Some telcos might have been afraid of committing to fibre deployment due to the vast expense and potential shareholder backlash, but attitudes are changing.
Over the last few years the need to invest in fibre has become increasingly evident, though progress is incredibly varied. Forward-looking telcos, Orange for instance, have been pumping cash into fibre deployment for years, while stuttering operators such as BT and Deutsche Telekom has chosen alternative technologies in an incredibly short-sighted move, maybe satisfy the bloodhounds in the annual general meeting, and the rising demands of the consumer.
While technologies such as G.Fast or vectoring might be appealing to the accountants, with the gigabit-economy around the corner, the shortfall is starting to look quite obvious. What was initially sold as a cunning move now looks to be nothing more than delaying the inevitable, with the overall result a net loss. But with attitudes towards fibre changing, the intensity of fibre rollouts might just increase. And it isn’t a moment too soon.
“We’ve seen the evolution of fibre as an asset class which is becoming much more accepted and more confidence in the take up and monetization potential of fibre,” said Chris Hogg, Investment Director at Amber Infrastructure, speaking on a panel session at Broadband World Forum in Berlin. “As an investor, we are getting a lot more confidence in the ability of the market to maintain the uptake level. It becoming a lot more visible and a lot easier to have confidence in these projects.”

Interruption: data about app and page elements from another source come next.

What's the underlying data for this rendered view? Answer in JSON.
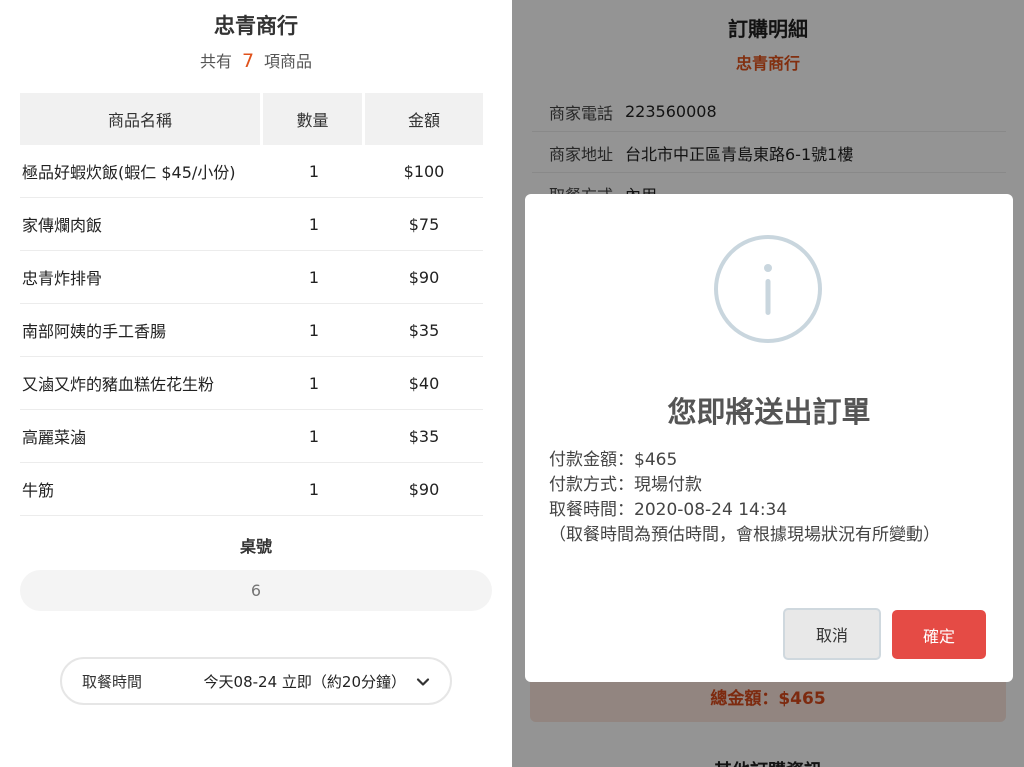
{
  "left": {
    "store_name": "忠青商行",
    "count_prefix": "共有",
    "count_value": "7",
    "count_suffix": "項商品",
    "columns": [
      "商品名稱",
      "數量",
      "金額"
    ],
    "items": [
      {
        "name": "極品好蝦炊飯(蝦仁 $45/小份)",
        "qty": "1",
        "amount": "$100"
      },
      {
        "name": "家傳爛肉飯",
        "qty": "1",
        "amount": "$75"
      },
      {
        "name": "忠青炸排骨",
        "qty": "1",
        "amount": "$90"
      },
      {
        "name": "南部阿姨的手工香腸",
        "qty": "1",
        "amount": "$35"
      },
      {
        "name": "又滷又炸的豬血糕佐花生粉",
        "qty": "1",
        "amount": "$40"
      },
      {
        "name": "高麗菜滷",
        "qty": "1",
        "amount": "$35"
      },
      {
        "name": "牛筋",
        "qty": "1",
        "amount": "$90"
      }
    ],
    "table_label": "桌號",
    "table_placeholder": "6",
    "pickup_label": "取餐時間",
    "pickup_value": "今天08-24 立即（約20分鐘）"
  },
  "right": {
    "title": "訂購明細",
    "store_name": "忠青商行",
    "info": [
      {
        "key": "商家電話",
        "value": "223560008"
      },
      {
        "key": "商家地址",
        "value": "台北市中正區青島東路6-1號1樓"
      },
      {
        "key": "取餐方式",
        "value": "內用"
      }
    ],
    "total_text": "總金額：$465",
    "more_text": "其他訂購資訊"
  },
  "modal": {
    "title": "您即將送出訂單",
    "lines": [
      "付款金額：$465",
      "付款方式：現場付款",
      "取餐時間：2020-08-24 14:34",
      "（取餐時間為預估時間，會根據現場狀況有所變動）"
    ],
    "cancel_label": "取消",
    "confirm_label": "確定"
  },
  "colors": {
    "accent": "#e0521b",
    "confirm_button": "#e54b45",
    "info_icon": "#c9d6de"
  },
  "icons": {
    "info": "info-circle-icon",
    "chevron": "chevron-down-icon"
  }
}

Hogg’s position does offer him considerable credibility in making such comments, though he does work for a fund which specifically targets infrastructure projects and companies. This might not be the common attitude amongst the investor community. Kate McKenzie, CEO of wholesale network operator Chorus, does however confirm his position.
“We have definitely seen a change,” said McKenzie. “When we first started investors were sceptical about market adoption, but now investors are asking how they can go faster with the rollout.”
The issues from yesteryear were relatively simple. With profits being squeezed at the telcos thanks to the intervention and disruption of the OTTs, shareholders asked whether such vast expenditure on fibre was necessary. Firstly, did the network need such a facelift when it is dealing with the demands of the 3G and 4G world, and secondly, would the consumer appetite for fibre be there? Some investors doubted the business case, and these are the telcos who are falling behind when it comes to fibre rollout.
But what has changed over the last couple of years? Firstly, the consumer has demonstrated he/she is prepared to pay more for fibre connectivity. Secondly, new services emerged (Netflix for example), and new segments grew substantially (gaming) pushing the networks to the limit. Finally, 5G. The first point demonstrated there would be buyers for the new products, while the latter two suggested telcos would not even be able to offer adequate services unless the money was spent.
The takeaway here is simple; spend or die. Unfortunately for those who are late to the party, expenditure will squeezed into a smaller timeframe, while they’ll be playing catch-up in the time consuming task.
With 5G emerging, the investments in fibre become a little bit more palatable for investors however. With the incredible data rates promised with 5G, fibre is a necessity to ensure network performance. And while it might be able to act as a replacement for the last mile for broadband, fixed wireless access, the sites still need to be fibered up. It is as much an opportunity for connectivity as it is a threat to traditional broadband products.
“We’ll always need fibre to service the base stations,” said Dana Tobak, CEO of Hyperoptic, a UK fibre-to-the-premises broadband provider. “Some people think they’ll only need one connectivity technology in the future, but as our appetite grows, we’ll need more routes to the internet.”
For those investors who back fibre deployment plans over the years, well done. Those who were too timid, bad bet, there’s catching up to do now.